Biotic interactions are vital to ecosystem functioning. Interactions among individuals lie at the core of population and community dynamics, and therefore play a central role in the existence and persistence of species. Plants form the food base of most terrestrial ecosystems and are therefore not surprisingly involved in a substantial portion of biotic interactions. Plants, animals, and microbes face great challenges to survival in the desert environment, and these interactions play a critical role in the survival of many species.
The Sonoran Desert flora is well documented and certain of its iconic interactions are well understood. For example, saguaros and the bats that pollinate them and disperse their fruits have become textbook examples of mutualisms (e.g., Shreve and Wiggins 1964; Turner et al. 2005). However, what do we know about plant-animal, plant-plant, and plant-microbe interactions in the Sonoran Desert more generally? What role do such interactions play in the ecology and evolution of the Sonoran Desert ecosystem? How are these interactions affected by global changes, and how can we conserve interactions? These questions inspired a discussion session convened at the Next Generation Sonoran Desert Researchers (NGSDR) 2012 Summit. Ultimately, participants identified the following five critical needs regarding research and conservation. We need to (1) improve our knowledge of the natural history (diversity, ecology, evolution) of interactions, both as individual entities and as players in the broader ecological community; (2) monitor interactions on broad spatio-temporal scales to be able to identify the consequences of climate change, especially for seasonal interactions involving migratory species; (3) identify the human activities with the greatest impacts on interactions; (4) develop criteria to compile a “priority interaction list” to improve and strengthen our ecosystem conservation efforts; and, finally, (5) use interactions to restore disrupted habitats and ecosystems.

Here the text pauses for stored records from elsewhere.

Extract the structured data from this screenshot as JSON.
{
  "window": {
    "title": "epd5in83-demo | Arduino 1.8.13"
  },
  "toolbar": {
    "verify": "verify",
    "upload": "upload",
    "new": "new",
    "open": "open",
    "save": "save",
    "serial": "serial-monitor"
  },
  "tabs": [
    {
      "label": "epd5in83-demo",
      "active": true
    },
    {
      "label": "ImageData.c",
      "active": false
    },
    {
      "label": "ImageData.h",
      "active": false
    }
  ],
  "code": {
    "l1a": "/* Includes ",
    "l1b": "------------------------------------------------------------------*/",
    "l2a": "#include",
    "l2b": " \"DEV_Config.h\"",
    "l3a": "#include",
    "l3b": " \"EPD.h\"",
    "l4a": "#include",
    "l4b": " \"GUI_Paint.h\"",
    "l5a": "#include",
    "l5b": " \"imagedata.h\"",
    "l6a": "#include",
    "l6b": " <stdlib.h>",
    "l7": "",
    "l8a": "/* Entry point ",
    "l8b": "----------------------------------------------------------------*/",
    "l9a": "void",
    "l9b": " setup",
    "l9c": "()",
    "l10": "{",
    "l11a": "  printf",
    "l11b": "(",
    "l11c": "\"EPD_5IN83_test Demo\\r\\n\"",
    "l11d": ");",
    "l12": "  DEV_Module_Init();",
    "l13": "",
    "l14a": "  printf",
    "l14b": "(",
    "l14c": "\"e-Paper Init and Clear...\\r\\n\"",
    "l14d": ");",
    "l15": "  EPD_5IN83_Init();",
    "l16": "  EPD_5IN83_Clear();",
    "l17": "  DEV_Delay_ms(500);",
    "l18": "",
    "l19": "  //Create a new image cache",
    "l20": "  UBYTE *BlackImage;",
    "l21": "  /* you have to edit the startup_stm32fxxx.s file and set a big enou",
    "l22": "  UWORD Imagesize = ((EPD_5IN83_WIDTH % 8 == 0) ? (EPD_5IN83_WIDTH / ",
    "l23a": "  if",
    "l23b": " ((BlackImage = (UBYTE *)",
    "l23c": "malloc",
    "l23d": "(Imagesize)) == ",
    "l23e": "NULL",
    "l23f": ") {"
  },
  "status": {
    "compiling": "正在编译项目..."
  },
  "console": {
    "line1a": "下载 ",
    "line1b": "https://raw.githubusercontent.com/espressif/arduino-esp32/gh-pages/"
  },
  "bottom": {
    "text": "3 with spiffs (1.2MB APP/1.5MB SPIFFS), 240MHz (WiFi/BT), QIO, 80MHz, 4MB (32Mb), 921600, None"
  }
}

Here we provide a comprehensive yet concise overview of biotic interactions involving the flora, fauna, and microbiota of the Sonoran Desert, summarizing and expanding results of the NGSDR 2012 Summit discussion. We briefly present the broad categories of interspecific interactions involving Sonoran Desert plants, identify and describe threats known to negatively affect them as well as positive links with human activities, and present ongoing conservation needs and restoration efforts. We conclude by suggesting future research directions and recommendations required for urgent conservation and restoration efforts.
All living organisms on Earth are involved in interactions with other organisms. Interactions are “mutualistic” when both organisms benefit and “antagonistic” when only one benefits at the expense of the other. They are “facultative” when participants do not strictly depend on one another and interact with several other species; they are “obligate” when at least one species relies on the other and rarely interacts with other species, making the interaction a matter of life and death in some cases. Although obligate interactions represent only a minor fraction of the immense web of biotic interactions, their more constant association and higher specificity make them easier to study (Davidson and McKey 1993; Futuyma and Agrawal 2009). In contrast, facultative interactions are both more common and complicated, since species interact with many partners and the associations can fluctuate between mutualistic and antagonistic (e.g., Bentley 1977; Ness 2006).
Here, we focus on interspecific interactions in which Sonoran Desert plants regularly engage. We group them based on the harm or benefits animals and microbes confer. This includes two forms of antagonism, herbivory and parasitism, and five forms of mutualism, pollination, seed dispersal, biotic protection, facilitation, and microbe-mediated nutrition. These are detailed below. An extensive bibliography is provided in appendix 1.
Plants are the most common terrestrial food resource for animals. Most plant-consuming animals are insects; among vertebrates, most are mammals (Herrera and Pellmyr 2002). Plants in desert habitats are particularly important for animal consumers, because they represent a critical source not only of nutrients but also water. Effects of herbivores on plant fitness differ depending on the plant parts consumed. For example, the loss of reproductive parts, such as flower buds, is worse for the plant than having some leaves eaten. In the Sonoran Desert, herbivory studies have focused on mammal consumption of woody legumes and cacti, insect...